So what did he have tucked in his underwear drawer in the way of original songs? This is the exciting part. At first I admit I was feeling a little Charlie Brown about the originals. The fact is on one (or two) of his old ditties, I think his own music can be too delicate for Taylor the Performer. We can juxtapose the passion he brings to his interpretations of songs like “Naked in the Jungle,” “Gonna Move” (Oasis Bar), or his versions of “Georgia” and the music and lyrics he has written for himself. The latter sometimes fail to inspire a vocal performance con cojones. For example, the Under the Radar version of “Hold on to Your Love” is catchy, but the lyrics suffer from an excess of cliché (intentionally ironic or not). It doesn’t feel like he has anything to grab onto, and his singing is pleasant, rather than affecting.
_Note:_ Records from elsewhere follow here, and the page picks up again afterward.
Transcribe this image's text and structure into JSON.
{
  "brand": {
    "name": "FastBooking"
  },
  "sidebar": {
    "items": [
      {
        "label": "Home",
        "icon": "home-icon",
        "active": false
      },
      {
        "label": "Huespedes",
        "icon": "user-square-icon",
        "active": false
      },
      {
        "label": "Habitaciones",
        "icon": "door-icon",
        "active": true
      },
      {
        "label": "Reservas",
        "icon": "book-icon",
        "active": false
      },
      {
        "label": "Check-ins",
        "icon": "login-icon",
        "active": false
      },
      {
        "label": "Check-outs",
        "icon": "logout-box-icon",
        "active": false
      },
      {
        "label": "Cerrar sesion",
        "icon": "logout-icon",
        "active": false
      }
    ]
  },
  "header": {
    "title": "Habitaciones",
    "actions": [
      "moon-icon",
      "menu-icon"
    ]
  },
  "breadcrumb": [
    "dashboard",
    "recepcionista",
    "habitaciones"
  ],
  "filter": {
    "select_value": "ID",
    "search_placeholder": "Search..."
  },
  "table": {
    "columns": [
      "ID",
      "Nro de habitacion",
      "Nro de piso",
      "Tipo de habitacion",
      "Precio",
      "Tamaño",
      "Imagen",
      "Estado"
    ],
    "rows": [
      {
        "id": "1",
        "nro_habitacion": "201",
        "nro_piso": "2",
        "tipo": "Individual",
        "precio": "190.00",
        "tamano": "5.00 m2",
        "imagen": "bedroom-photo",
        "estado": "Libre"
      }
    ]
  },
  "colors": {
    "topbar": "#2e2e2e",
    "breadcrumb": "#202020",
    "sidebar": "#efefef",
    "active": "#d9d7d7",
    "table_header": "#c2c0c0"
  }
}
Good grief! But then all was well, I remembered even scraggly “Hold on to Your Love” can be decorated and enjoyed in a joyous and (ir)reverent live performance by completely changing the style and improvisationally injecting other songs (the Open Door Café set has a good example of this).
Of course, there are the True Grit songs like “Somehow” and “Heart and Soul,” which naturally bring out Taylor’s best qualities. Perhaps he had a few songs like those tucked away for the album. When I watched him sing “Georgia” on Rehearsals.com, I concluded (right or wrong) that Taylor wasn’t interested in simply rehashing his old demo music. “Georgia” is his old vocal gym, the song on which he trained himself to sing. Nevertheless, there he is pushing himself, working to create something new, something particularly Taylor (and not Ray). That performance is a very encouraging indicator of how he will approach writing his new songs. I’m excited to hear an album full of originals on which he had the time and the resources to explore his current musical inspirations. That will come. But for now, the golden cover songs are our new best friends.
Bonenkai: A Fresh Start
Let’s return to our “forget the year party.” Our boy is all dolled up, lost a few pounds, gained some confidence and some cash, has shown us he has the talent, plus a sense of sardonic humor and a stubborn streak: now we get to hear the results. The pre-AI music and the LiMBO appearances suggest he has the potential to blow us away, but some of us are anxious because we are holding on to our cherished impressions of him. Instead of mourning the passing of the old year, at our party we shall toast the new work to come. Our bonenkai tradition will be to let go of our thinking that we love the old Taylor the best. To hold on too firmly to the old is to court disappointment, as any of our favorite artists’ influences and tastes are constantly changing. It’s called creativity. Chin up Soul Patrol: in return for our willingness to let go, we shall be treated to more profound pleasures, pleasures that come from the amalgamation of what has come before with the delights of the new.
Please join me in a cheer for our boy, using the Japanese phrase that means “do your best and persevere”: